I’m not too ashamed of myself to whore out a few select email addresses for personal gain, or even promote a certain company by liking or retweeting something if it will benefit me more than the actions required, but I always keep a hesitant nature towards most of these promotions. I mean who doesn’t like free money?
I received an email the other day supposedly sponsored by a reputable programmer-related site. What it entailed was signing up for a big vendor’s developer program. If I did so, they would send me a $15 gift certificate to one of the major online retailers. I’m trying to keep all parties in this matter anonymous simply because I do not want to promote anything involved in this so-called promotion, and the actual parties involved are irrelevant. The email went something like this:
Happy Holidays Developers!
Get a $15 [online retailer] Gift Certificate by joining the [vendor] Developer Program (no charge!)
Thanks to your [programmer site] participation, here’s all you have to do!
1. Visit The [hyperlink to vendor site] and register at no cost!
2. [vendor] will send you a validation email: confirm your registration following the URL provided in the email which will prompt you to choose a password
3. Once you have chosen a password, [vendor] will then send you a password reset email: forward the password reset email and the sign up email address used to [promotional site email]
4. Once verified on our end, a gift certificate will be sent to you promptly after the program ends!
Hurry! This is limited to the first 600 respondents, one per person.
For full terms and conditions please visit [marketing link to promotional site]
Step 3 is the one that caught my eye here. You want me to forward you an email sent to me that allows me to reset my password? By doing this I would essentially be sending the promoter an email that contained a link with an embedded token allowing them to authenticate as myself and then change my password, essentially gaining access to my account at this vendor site. Mind you, this isn’t exactly a critical account. But still these are very poor security practices.

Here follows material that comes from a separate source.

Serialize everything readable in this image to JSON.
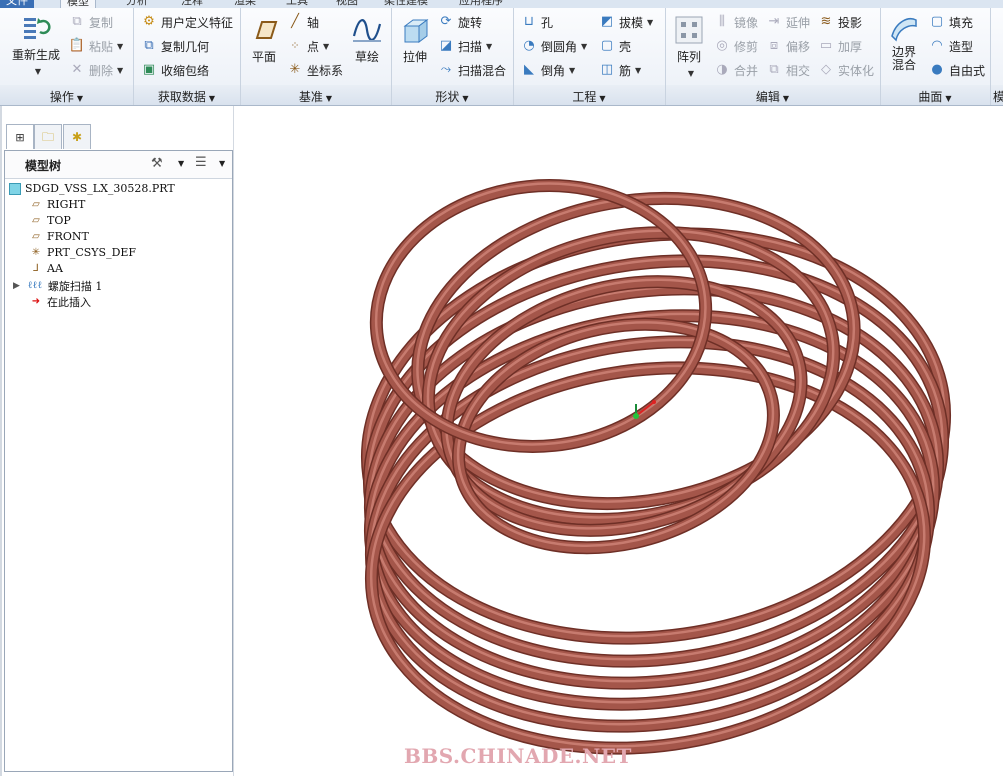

So, what’s to be learned from this? Pay attention to what’s being asked of you. If it seems slightly out of the ordinary, it probably is. Inboxes are being filled with more and more spam these days, some make it through, and some even seem legitimate. It’s up to the users to educate themselves on how to detect and avoid these types of situations. In closing, I’ll leave you with a list of things you can do to help protect yourself.
- If it seems too good to be true, it probably is. So use common sense people!
- Do not click on links in emails – period! Just because it says it’s a link to SiteA doesn’t mean it’s actually going there.
- Enable spam controls on your email client – if you’re using Outlook, Thunderbird, or even Gmail’s web interface – they are all pretty good at detecting what may or may not be spam.
- Use multiple emails or use gmail’s ‘+’ email features or mailnull to help sort out those mailing list emails and let you know which emails are being distributed to others.
- Do not load images by default or at all.
- Do not enable scripting at all!
These are just the tip of the iceberg, but you get the idea. Help protect yourself and you’ll be helping to protect all of us.